Keep in mind, that when Chad Voytik, James Conner and Adam Bisnowaty came in to meet with the media on Wednesday after practice, they are three players that are still relatively young in their careers.
But that's on paper. These three have already played in a lot of games, and are three of the more experienced players on the offense as a whole.
* Voytik just completed his third start. If you include last year's bowl game, Voytik has been Pitt's quarterback for the better part of a quarter of a season.
* Bisnowaty, despite battling some back injuries last year, in his first year as a starter, has not only battled back from those back injuries. He may be Pitt's most versatile lineman this year. That's because he's started at left tackle, has moved in to left guard in certain situations, and even filled in for T.J. Clemmings at the end of the Boston College game.
For a guy who had to prove the back was healthy this year, he's proved past that, establishing a comfort level where the staff likes to move him around.
* Don't forget Conner, who is off to a spectacular start as a sophomore, running the football. And yes, there is still talk of him possibly playing defensive end. Conner is fourth in the country, averaging 181.3 yards per game.
So while that's all good and dandy, when you forget these three are sophomores--16 collegiate games in to their respective careers--they're not interested in just getting better by simply playing. They're already trying to improve from one game to the next, no excuses about youth.
"We were executing (against Florida International), it was just the red zone," Voytik said. "In the red zone, we didn't protect the ball. We were in scoring position. We just need to protect the ball better.
"We're willing to take shots. I think we're a very similar team to them. It's our most challenging opponent. We're ready to keep building on this thing."
Bisnowaty, for playing so many different responsibilities on the line, you would think it's a tough thing for him to differentiate the two positions. That, and breaking in a new center, when he's the left guard. It's not a walk in the park, but he says he's found ways to apply things when he's on the field.
"When I played last year, Cory King was at left guard, so he was really able to help me when I was playing tackle," Bisnowaty said. "I can help Dorian (Johnson) at guard, and I can help Jaryd (Jones-Smith) at tackle. I really feel like we play better when I can play both positions. We help each other. We can talk about it in the huddle."

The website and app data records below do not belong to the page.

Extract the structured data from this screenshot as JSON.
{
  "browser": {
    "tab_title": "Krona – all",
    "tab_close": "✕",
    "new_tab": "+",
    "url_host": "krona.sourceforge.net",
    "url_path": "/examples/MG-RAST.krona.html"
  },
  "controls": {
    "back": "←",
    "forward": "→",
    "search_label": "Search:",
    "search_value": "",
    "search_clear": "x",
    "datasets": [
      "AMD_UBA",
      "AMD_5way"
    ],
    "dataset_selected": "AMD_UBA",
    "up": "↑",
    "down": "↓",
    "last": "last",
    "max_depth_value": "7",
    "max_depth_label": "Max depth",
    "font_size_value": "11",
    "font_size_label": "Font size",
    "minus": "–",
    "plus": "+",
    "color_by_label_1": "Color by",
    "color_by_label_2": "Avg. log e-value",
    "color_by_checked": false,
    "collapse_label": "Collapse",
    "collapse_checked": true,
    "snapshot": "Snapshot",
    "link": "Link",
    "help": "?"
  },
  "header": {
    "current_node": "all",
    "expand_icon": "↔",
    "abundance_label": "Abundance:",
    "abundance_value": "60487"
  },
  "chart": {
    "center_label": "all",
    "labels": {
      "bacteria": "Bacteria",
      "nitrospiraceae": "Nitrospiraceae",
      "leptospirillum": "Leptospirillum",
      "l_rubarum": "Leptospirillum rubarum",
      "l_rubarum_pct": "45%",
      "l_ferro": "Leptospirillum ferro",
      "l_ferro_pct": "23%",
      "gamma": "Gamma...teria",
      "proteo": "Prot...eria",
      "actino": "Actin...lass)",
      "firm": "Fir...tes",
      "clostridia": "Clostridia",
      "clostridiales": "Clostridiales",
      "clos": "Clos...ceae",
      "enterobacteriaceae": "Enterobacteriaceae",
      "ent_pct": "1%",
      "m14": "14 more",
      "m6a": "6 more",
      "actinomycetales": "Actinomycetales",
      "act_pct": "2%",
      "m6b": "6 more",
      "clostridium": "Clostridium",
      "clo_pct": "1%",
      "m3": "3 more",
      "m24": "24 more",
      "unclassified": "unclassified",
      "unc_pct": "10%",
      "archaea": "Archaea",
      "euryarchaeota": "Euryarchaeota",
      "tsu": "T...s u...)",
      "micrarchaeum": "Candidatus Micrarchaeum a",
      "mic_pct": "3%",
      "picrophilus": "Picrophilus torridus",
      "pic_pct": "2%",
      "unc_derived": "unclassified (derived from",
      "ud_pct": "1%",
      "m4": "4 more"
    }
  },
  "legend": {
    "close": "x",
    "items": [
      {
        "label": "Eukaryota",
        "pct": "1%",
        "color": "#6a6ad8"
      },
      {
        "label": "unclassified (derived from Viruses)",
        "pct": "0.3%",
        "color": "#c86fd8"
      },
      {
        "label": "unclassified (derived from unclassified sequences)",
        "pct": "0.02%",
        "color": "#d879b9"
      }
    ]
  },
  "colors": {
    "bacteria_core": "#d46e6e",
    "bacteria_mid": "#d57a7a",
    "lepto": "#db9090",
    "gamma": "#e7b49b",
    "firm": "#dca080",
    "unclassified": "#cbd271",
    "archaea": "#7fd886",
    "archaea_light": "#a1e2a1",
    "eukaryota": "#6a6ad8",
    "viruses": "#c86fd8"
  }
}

Conner has some different motivations each week. First of all, the increased attention on the field and off the field. With each rushing performance he puts up, each defense turns more focus to shutting him down. At the same time, he finds himself handling more and more interview requests--something he's comfortable with, and something he feels he's been well-coached about.
"When he's not around us, it may have a problem going to his head," running backs coach John Settle said. "When he's around the coaches, he does a good job bringing it back here."

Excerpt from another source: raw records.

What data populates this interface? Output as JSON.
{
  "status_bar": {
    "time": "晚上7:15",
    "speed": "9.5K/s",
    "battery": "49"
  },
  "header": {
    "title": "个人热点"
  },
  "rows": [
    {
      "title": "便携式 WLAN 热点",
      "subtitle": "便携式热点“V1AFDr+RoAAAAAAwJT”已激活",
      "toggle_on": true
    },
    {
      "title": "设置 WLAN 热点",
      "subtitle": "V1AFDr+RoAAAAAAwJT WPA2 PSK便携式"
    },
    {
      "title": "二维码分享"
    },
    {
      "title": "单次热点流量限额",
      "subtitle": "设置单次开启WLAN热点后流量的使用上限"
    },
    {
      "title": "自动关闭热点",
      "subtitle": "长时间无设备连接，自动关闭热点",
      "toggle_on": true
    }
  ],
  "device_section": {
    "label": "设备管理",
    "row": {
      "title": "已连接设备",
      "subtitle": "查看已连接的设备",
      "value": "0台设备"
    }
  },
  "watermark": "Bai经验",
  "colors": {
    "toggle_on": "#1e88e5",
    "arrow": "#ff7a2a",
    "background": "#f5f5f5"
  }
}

Conner said he's reached out to former Pitt player Aaron Donald, who gave him a few tips on how to handle the increased attention. He's also takes a few measures of his own.

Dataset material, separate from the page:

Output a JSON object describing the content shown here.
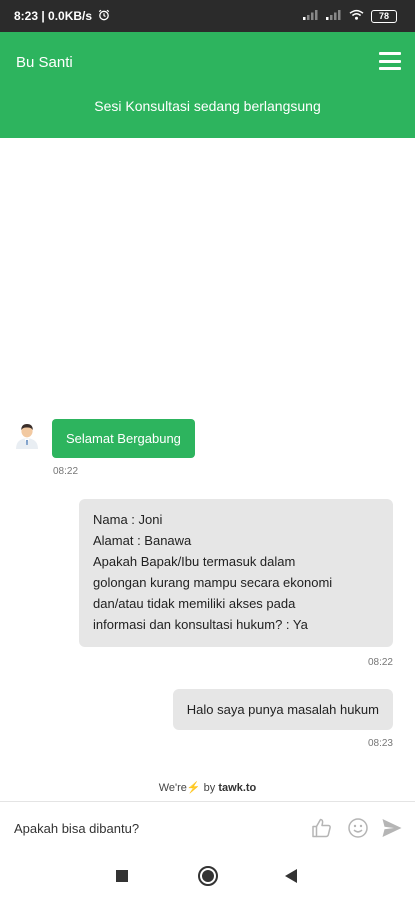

"I talked to Aaron (Donald), recently, and I put the picture up of me breaking the record for the most rushing yards in (three) games," Conner said. "He said, 'Just stay focused, keep playing ball, those individual rewards you can't worry about right now.' You listen to every word he says.
"All that time spent on Twitter, social media, is time that could be spent in the weight room. I'm glad he reached out to me."
Conner said he's shutting down his own use of social media, or at least limiting it, until after the season.
The added media attention is nice, and he has no problems budgeting his time for extra interviews, not allowing it to interfere with his regular practice routine.
"I don't get too hyped about things," Conner said. "I was a little bit, but my brothers tell me it's still early. That puts me right back down in my place."